In February, the Philippines Humanitarian Country Team (HCT) Community Engagement Community of Practice deployed Tingog sa Komunidad, supported by its many members as well as private sector partners currently responding to Ty Rai. Tingog sa Komunidad facilitates dialogues between disaster-affected people and government as well as humanitarian partners aimed at supporting the effective delivery of assistance. Tingog sa Komunidad captures key data and information gathered during community consultations, including focus group discussions (FGDs), key informant interviews (KIIs), and other assessments that are conducted collectively by government and humanitarian responders .
This edition of Tingog sa Komunidad presents the priority needs of affected communities three months after the disaster. It reflects the views of the community on the assistance they have received as well as the collective efforts of the CoP to improve the response based on community voices.
Overview of Typhoon Rai (Odette)
It has been more than 100 days since Typhoon Rai (Odette) damaged 2.1 million homes and severely affected 11.9 million people. 21,000 people remain displaced in Region IV (MIMAROPA), Region VI (Western Visayas), Region VII (Central Visayas), Region VIII (Eastern Visayas), Region X (Northern Mindanao) and Region XIII (Caraga ), with 14,200 people still in 290 evacuation centers (CE) and 6,800 people outside evacuation centers staying with relatives or friends.

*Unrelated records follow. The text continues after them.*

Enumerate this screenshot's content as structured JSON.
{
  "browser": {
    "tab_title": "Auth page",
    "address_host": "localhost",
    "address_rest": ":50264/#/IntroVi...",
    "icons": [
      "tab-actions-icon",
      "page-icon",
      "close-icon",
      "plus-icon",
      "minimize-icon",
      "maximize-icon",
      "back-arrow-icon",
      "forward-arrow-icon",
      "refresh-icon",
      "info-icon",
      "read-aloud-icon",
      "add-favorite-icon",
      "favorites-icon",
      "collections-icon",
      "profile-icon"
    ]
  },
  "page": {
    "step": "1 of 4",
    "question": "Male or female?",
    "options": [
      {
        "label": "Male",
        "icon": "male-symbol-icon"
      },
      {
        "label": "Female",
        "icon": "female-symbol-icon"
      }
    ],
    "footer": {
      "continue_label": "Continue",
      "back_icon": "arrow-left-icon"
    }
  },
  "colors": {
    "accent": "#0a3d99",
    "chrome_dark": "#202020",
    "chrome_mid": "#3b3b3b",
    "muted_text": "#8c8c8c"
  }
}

Typhoon Rai hit the Philippines just before Christmas as the country began to ease COVID-19 restrictions and families prepared to reunite after nearly two years of lockdown. It made landfall nine times from December 16 to 17 in seven provinces and five regions.

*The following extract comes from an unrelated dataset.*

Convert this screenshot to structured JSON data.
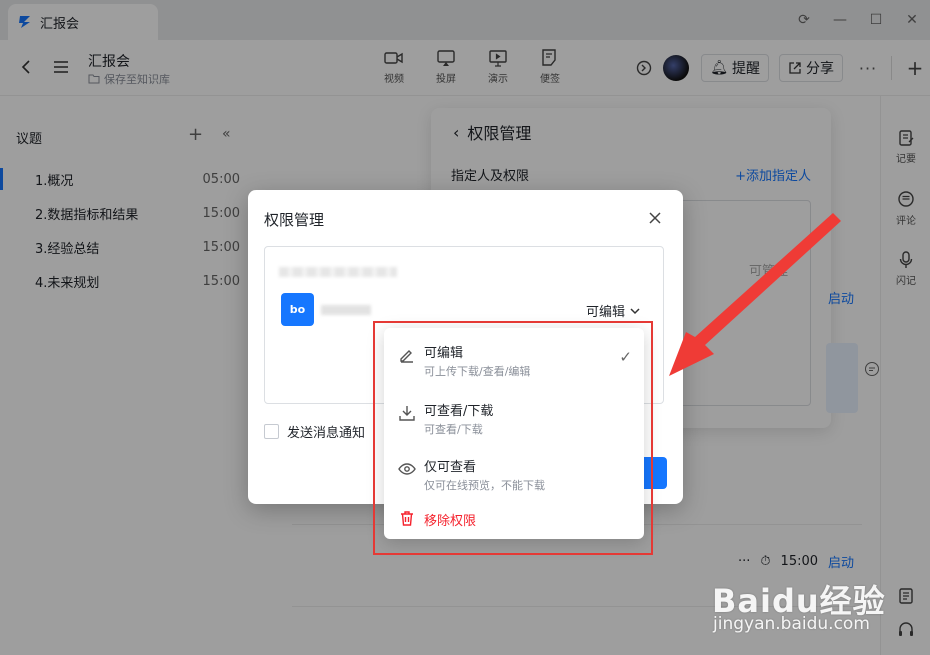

The humanitarian community launched the Humanitarian Needs and Priorities, a strategic response plan, was launched on December 24, 2021, a week immediately after the typhoon. It was updated in early 2022 and relaunched on February 2, 2022, prioritizing Regions VII[i], VIII and Caraga. Since then, the government and civil society have been working together to meet the immediate needs of those affected, through lifesaving and protection interventions.
On February 21, 2022, the government signaled its transition to early recovery when the National Disaster Risk Reduction Management Council (NDRRMC) issued Memorandum 28s. 2022 for deactivation of Typhoon Rai response clusters. The memorandum was issued in light of the decreasing number of displaced people, the closure of most evacuation centers and the reduced requests for assistance from the Regional Disaster Risk Reduction Management Councils (RDRRMC). ). On the other hand, humanitarian agencies have positioned themselves to continue to respond to the changing needs of those affected during this transition. Agencies have also focused on responding to pockets of humanitarian needs in priority areas of the PNH and beyond.